WHAT TO DO:
Each entry below should be reproduced character for character.

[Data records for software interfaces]
──────────────────────────────
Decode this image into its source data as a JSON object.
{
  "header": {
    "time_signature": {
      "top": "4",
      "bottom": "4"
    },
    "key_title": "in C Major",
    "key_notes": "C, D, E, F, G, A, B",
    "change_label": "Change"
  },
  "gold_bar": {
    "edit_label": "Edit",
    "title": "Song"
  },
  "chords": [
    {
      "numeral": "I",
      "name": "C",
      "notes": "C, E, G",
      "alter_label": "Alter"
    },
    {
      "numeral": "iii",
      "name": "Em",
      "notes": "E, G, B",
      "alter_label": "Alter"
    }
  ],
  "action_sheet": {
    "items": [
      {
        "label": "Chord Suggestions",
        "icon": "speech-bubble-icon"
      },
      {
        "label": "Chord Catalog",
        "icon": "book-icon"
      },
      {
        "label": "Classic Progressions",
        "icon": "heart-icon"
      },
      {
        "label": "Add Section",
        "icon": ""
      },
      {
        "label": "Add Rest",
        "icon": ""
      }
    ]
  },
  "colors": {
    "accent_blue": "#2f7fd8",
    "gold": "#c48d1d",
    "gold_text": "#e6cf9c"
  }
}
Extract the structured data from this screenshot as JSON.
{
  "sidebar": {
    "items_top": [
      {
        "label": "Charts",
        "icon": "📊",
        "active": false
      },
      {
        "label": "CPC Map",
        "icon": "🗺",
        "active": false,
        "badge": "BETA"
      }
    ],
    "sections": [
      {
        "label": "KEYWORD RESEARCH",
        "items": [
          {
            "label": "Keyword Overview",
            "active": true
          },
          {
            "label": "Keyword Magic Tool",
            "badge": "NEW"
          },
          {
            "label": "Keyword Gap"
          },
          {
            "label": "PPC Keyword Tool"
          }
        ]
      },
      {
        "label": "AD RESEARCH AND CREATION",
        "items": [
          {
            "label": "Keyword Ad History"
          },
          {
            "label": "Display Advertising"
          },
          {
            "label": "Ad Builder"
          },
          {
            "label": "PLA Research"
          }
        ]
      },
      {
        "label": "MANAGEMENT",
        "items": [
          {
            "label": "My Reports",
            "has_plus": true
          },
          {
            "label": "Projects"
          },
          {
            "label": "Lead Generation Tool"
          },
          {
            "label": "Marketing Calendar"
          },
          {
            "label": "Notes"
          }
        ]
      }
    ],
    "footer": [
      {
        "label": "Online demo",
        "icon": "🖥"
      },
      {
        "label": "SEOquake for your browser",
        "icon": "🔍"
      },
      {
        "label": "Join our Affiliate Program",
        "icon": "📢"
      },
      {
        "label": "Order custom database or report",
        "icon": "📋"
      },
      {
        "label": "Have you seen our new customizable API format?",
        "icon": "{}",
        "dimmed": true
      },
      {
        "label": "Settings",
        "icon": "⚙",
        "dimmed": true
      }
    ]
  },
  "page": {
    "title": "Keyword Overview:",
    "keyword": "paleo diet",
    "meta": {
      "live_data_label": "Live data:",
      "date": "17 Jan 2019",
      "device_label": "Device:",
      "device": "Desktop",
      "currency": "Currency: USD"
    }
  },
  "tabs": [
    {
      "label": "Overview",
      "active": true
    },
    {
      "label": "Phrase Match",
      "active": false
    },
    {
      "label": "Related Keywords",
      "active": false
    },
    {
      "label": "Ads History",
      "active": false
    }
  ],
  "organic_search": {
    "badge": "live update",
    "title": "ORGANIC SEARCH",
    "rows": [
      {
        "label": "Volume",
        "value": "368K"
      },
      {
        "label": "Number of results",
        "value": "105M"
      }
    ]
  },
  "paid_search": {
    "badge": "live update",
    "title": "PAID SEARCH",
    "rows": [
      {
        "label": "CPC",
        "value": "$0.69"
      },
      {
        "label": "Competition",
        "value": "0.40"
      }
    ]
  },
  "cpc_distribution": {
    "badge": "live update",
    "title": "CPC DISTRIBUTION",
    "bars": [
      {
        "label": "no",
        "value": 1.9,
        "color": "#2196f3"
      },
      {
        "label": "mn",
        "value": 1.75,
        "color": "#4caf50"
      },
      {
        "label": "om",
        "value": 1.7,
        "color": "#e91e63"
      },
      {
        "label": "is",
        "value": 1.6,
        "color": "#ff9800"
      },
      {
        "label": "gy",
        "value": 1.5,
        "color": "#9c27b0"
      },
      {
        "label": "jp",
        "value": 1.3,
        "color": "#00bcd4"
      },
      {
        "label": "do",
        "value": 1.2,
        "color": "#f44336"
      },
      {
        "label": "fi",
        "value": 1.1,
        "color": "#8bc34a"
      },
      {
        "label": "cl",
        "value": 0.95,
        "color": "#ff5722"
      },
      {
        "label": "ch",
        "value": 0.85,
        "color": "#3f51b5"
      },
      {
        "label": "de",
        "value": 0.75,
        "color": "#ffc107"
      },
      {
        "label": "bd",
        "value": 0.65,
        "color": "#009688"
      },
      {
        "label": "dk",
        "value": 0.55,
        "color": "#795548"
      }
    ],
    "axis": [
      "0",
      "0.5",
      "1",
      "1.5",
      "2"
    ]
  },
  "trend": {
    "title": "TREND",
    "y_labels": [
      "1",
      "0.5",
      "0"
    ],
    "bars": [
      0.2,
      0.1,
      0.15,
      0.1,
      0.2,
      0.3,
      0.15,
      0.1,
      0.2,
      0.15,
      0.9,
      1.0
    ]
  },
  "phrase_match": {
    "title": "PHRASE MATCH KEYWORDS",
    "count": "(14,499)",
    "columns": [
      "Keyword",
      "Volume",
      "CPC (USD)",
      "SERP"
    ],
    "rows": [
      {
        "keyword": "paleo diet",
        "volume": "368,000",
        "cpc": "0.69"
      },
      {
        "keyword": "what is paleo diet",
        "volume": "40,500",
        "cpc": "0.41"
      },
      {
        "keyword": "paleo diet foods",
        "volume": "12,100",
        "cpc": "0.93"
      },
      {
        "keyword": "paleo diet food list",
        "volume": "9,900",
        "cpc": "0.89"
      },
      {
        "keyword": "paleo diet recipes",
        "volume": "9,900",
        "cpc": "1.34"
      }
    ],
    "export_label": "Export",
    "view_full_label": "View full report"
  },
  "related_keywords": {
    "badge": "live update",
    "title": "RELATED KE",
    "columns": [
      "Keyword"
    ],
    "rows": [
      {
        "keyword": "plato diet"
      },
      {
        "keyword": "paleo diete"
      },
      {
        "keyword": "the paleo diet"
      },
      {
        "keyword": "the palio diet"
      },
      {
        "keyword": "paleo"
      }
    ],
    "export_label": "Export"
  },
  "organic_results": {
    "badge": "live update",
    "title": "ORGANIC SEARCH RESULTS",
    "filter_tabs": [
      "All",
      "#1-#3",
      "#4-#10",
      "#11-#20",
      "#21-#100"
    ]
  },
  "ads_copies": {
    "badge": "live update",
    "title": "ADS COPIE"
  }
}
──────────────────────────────
RESULT:
Decode this image into its source data as a JSON object.
{
  "header": {
    "time_signature": {
      "top": "4",
      "bottom": "4"
    },
    "key_title": "in C Major",
    "key_notes": "C, D, E, F, G, A, B",
    "change_label": "Change"
  },
  "gold_bar": {
    "edit_label": "Edit",
    "title": "Song"
  },
  "chords": [
    {
      "numeral": "I",
      "name": "C",
      "notes": "C, E, G",
      "alter_label": "Alter"
    },
    {
      "numeral": "iii",
      "name": "Em",
      "notes": "E, G, B",
      "alter_label": "Alter"
    }
  ],
  "action_sheet": {
    "items": [
      {
        "label": "Chord Suggestions",
        "icon": "speech-bubble-icon"
      },
      {
        "label": "Chord Catalog",
        "icon": "book-icon"
      },
      {
        "label": "Classic Progressions",
        "icon": "heart-icon"
      },
      {
        "label": "Add Section",
        "icon": ""
      },
      {
        "label": "Add Rest",
        "icon": ""
      }
    ]
  },
  "colors": {
    "accent_blue": "#2f7fd8",
    "gold": "#c48d1d",
    "gold_text": "#e6cf9c"
  }
}
Extract the structured data from this screenshot as JSON.
{
  "sidebar": {
    "items_top": [
      {
        "label": "Charts",
        "icon": "📊",
        "active": false
      },
      {
        "label": "CPC Map",
        "icon": "🗺",
        "active": false,
        "badge": "BETA"
      }
    ],
    "sections": [
      {
        "label": "KEYWORD RESEARCH",
        "items": [
          {
            "label": "Keyword Overview",
            "active": true
          },
          {
            "label": "Keyword Magic Tool",
            "badge": "NEW"
          },
          {
            "label": "Keyword Gap"
          },
          {
            "label": "PPC Keyword Tool"
          }
        ]
      },
      {
        "label": "AD RESEARCH AND CREATION",
        "items": [
          {
            "label": "Keyword Ad History"
          },
          {
            "label": "Display Advertising"
          },
          {
            "label": "Ad Builder"
          },
          {
            "label": "PLA Research"
          }
        ]
      },
      {
        "label": "MANAGEMENT",
        "items": [
          {
            "label": "My Reports",
            "has_plus": true
          },
          {
            "label": "Projects"
          },
          {
            "label": "Lead Generation Tool"
          },
          {
            "label": "Marketing Calendar"
          },
          {
            "label": "Notes"
          }
        ]
      }
    ],
    "footer": [
      {
        "label": "Online demo",
        "icon": "🖥"
      },
      {
        "label": "SEOquake for your browser",
        "icon": "🔍"
      },
      {
        "label": "Join our Affiliate Program",
        "icon": "📢"
      },
      {
        "label": "Order custom database or report",
        "icon": "📋"
      },
      {
        "label": "Have you seen our new customizable API format?",
        "icon": "{}",
        "dimmed": true
      },
      {
        "label": "Settings",
        "icon": "⚙",
        "dimmed": true
      }
    ]
  },
  "page": {
    "title": "Keyword Overview:",
    "keyword": "paleo diet",
    "meta": {
      "live_data_label": "Live data:",
      "date": "17 Jan 2019",
      "device_label": "Device:",
      "device": "Desktop",
      "currency": "Currency: USD"
    }
  },
  "tabs": [
    {
      "label": "Overview",
      "active": true
    },
    {
      "label": "Phrase Match",
      "active": false
    },
    {
      "label": "Related Keywords",
      "active": false
    },
    {
      "label": "Ads History",
      "active": false
    }
  ],
  "organic_search": {
    "badge": "live update",
    "title": "ORGANIC SEARCH",
    "rows": [
      {
        "label": "Volume",
        "value": "368K"
      },
      {
        "label": "Number of results",
        "value": "105M"
      }
    ]
  },
  "paid_search": {
    "badge": "live update",
    "title": "PAID SEARCH",
    "rows": [
      {
        "label": "CPC",
        "value": "$0.69"
      },
      {
        "label": "Competition",
        "value": "0.40"
      }
    ]
  },
  "cpc_distribution": {
    "badge": "live update",
    "title": "CPC DISTRIBUTION",
    "bars": [
      {
        "label": "no",
        "value": 1.9,
        "color": "#2196f3"
      },
      {
        "label": "mn",
        "value": 1.75,
        "color": "#4caf50"
      },
      {
        "label": "om",
        "value": 1.7,
        "color": "#e91e63"
      },
      {
        "label": "is",
        "value": 1.6,
        "color": "#ff9800"
      },
      {
        "label": "gy",
        "value": 1.5,
        "color": "#9c27b0"
      },
      {
        "label": "jp",
        "value": 1.3,
        "color": "#00bcd4"
      },
      {
        "label": "do",
        "value": 1.2,
        "color": "#f44336"
      },
      {
        "label": "fi",
        "value": 1.1,
        "color": "#8bc34a"
      },
      {
        "label": "cl",
        "value": 0.95,
        "color": "#ff5722"
      },
      {
        "label": "ch",
        "value": 0.85,
        "color": "#3f51b5"
      },
      {
        "label": "de",
        "value": 0.75,
        "color": "#ffc107"
      },
      {
        "label": "bd",
        "value": 0.65,
        "color": "#009688"
      },
      {
        "label": "dk",
        "value": 0.55,
        "color": "#795548"
      }
    ],
    "axis": [
      "0",
      "0.5",
      "1",
      "1.5",
      "2"
    ]
  },
  "trend": {
    "title": "TREND",
    "y_labels": [
      "1",
      "0.5",
      "0"
    ],
    "bars": [
      0.2,
      0.1,
      0.15,
      0.1,
      0.2,
      0.3,
      0.15,
      0.1,
      0.2,
      0.15,
      0.9,
      1.0
    ]
  },
  "phrase_match": {
    "title": "PHRASE MATCH KEYWORDS",
    "count": "(14,499)",
    "columns": [
      "Keyword",
      "Volume",
      "CPC (USD)",
      "SERP"
    ],
    "rows": [
      {
        "keyword": "paleo diet",
        "volume": "368,000",
        "cpc": "0.69"
      },
      {
        "keyword": "what is paleo diet",
        "volume": "40,500",
        "cpc": "0.41"
      },
      {
        "keyword": "paleo diet foods",
        "volume": "12,100",
        "cpc": "0.93"
      },
      {
        "keyword": "paleo diet food list",
        "volume": "9,900",
        "cpc": "0.89"
      },
      {
        "keyword": "paleo diet recipes",
        "volume": "9,900",
        "cpc": "1.34"
      }
    ],
    "export_label": "Export",
    "view_full_label": "View full report"
  },
  "related_keywords": {
    "badge": "live update",
    "title": "RELATED KE",
    "columns": [
      "Keyword"
    ],
    "rows": [
      {
        "keyword": "plato diet"
      },
      {
        "keyword": "paleo diete"
      },
      {
        "keyword": "the paleo diet"
      },
      {
        "keyword": "the palio diet"
      },
      {
        "keyword": "paleo"
      }
    ],
    "export_label": "Export"
  },
  "organic_results": {
    "badge": "live update",
    "title": "ORGANIC SEARCH RESULTS",
    "filter_tabs": [
      "All",
      "#1-#3",
      "#4-#10",
      "#11-#20",
      "#21-#100"
    ]
  },
  "ads_copies": {
    "badge": "live update",
    "title": "ADS COPIE"
  }
}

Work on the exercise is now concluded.